What is being asked
Please return every line in the entries below with the word "option" in it.

%%

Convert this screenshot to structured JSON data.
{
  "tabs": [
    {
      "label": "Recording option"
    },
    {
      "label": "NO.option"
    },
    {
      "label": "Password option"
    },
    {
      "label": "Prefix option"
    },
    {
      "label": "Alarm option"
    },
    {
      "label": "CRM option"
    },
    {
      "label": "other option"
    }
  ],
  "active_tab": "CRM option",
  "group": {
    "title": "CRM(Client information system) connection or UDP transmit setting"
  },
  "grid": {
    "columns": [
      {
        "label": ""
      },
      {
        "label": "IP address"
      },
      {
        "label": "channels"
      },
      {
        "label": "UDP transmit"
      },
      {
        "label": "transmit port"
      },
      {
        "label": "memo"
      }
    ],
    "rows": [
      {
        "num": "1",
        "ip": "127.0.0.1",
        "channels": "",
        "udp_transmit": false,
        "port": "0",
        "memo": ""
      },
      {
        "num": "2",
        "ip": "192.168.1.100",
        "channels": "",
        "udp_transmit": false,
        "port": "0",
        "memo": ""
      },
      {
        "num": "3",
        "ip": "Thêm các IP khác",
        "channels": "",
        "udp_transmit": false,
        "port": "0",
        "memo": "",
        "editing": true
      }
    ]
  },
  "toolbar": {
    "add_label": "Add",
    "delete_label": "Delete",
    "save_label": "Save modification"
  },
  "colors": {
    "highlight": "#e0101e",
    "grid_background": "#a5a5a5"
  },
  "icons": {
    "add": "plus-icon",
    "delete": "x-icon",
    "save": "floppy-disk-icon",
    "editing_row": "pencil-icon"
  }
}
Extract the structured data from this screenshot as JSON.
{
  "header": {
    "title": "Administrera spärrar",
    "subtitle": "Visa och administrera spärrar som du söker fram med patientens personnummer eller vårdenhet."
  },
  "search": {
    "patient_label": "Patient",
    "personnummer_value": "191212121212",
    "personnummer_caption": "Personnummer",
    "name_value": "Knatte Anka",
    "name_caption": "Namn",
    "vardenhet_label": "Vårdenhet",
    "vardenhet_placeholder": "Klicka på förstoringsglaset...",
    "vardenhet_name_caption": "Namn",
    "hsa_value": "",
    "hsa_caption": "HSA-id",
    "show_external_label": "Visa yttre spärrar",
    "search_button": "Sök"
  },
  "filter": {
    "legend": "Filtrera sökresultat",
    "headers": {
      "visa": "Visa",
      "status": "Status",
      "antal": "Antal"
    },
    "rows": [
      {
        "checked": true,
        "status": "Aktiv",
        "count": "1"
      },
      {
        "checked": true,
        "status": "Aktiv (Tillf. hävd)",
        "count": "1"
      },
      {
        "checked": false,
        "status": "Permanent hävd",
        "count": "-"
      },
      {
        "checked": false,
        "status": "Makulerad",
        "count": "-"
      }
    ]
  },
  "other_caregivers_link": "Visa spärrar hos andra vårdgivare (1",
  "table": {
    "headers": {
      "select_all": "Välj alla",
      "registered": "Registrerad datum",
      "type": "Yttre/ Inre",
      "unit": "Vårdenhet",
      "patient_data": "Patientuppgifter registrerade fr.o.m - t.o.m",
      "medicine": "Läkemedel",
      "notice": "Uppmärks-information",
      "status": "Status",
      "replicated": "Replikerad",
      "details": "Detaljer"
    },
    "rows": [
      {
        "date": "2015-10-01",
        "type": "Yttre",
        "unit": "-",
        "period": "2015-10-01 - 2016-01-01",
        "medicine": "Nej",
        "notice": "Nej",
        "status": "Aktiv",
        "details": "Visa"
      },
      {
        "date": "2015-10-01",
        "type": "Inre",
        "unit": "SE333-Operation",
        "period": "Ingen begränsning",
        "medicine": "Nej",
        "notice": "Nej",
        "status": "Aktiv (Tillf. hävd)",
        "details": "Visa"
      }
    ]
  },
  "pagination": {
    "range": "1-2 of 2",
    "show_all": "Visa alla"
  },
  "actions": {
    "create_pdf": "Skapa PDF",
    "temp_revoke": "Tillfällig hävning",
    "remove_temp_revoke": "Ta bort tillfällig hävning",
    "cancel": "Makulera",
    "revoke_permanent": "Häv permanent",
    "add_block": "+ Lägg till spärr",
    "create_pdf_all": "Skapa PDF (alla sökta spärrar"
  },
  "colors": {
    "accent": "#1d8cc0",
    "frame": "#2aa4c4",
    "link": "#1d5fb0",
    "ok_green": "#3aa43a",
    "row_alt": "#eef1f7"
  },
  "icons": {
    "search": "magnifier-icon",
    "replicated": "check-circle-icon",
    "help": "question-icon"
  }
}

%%
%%

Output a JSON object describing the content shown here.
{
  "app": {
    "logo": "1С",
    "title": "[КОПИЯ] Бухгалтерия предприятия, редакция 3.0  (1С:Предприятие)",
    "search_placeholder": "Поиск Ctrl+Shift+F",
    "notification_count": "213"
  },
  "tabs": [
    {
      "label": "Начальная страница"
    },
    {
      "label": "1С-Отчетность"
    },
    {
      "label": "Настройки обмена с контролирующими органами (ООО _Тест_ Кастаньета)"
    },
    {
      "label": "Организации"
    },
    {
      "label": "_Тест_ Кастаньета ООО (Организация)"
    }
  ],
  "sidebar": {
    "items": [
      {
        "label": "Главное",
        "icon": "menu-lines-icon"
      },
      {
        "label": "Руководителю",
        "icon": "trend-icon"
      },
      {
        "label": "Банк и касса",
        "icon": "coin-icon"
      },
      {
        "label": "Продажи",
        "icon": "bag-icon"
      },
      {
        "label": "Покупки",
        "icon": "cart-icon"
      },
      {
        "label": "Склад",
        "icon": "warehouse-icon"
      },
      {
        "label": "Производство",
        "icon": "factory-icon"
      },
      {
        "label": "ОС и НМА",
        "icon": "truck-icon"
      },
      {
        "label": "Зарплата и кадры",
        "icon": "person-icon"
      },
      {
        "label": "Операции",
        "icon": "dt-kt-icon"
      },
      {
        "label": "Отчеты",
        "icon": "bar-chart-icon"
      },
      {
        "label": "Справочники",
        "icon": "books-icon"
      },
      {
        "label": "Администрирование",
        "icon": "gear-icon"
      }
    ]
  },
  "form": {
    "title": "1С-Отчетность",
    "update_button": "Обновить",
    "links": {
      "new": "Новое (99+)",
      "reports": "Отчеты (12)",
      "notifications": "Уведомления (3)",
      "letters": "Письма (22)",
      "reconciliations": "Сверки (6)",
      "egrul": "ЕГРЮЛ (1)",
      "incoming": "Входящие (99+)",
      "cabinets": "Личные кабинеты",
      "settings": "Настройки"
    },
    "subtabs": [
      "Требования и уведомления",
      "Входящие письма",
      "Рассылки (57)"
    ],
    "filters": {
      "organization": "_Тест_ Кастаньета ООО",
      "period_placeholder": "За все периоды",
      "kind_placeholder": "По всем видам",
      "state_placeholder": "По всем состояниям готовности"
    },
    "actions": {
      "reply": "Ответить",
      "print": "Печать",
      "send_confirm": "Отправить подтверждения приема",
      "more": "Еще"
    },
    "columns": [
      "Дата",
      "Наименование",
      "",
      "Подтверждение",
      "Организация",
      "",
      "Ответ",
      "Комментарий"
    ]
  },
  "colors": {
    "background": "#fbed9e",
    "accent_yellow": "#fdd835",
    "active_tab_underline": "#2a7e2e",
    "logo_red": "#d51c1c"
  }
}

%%

Your solution
      "label": "Recording option"
      "label": "NO.option"
      "label": "Password option"
      "label": "Prefix option"
      "label": "Alarm option"
      "label": "CRM option"
      "label": "other option"
  "active_tab": "CRM option",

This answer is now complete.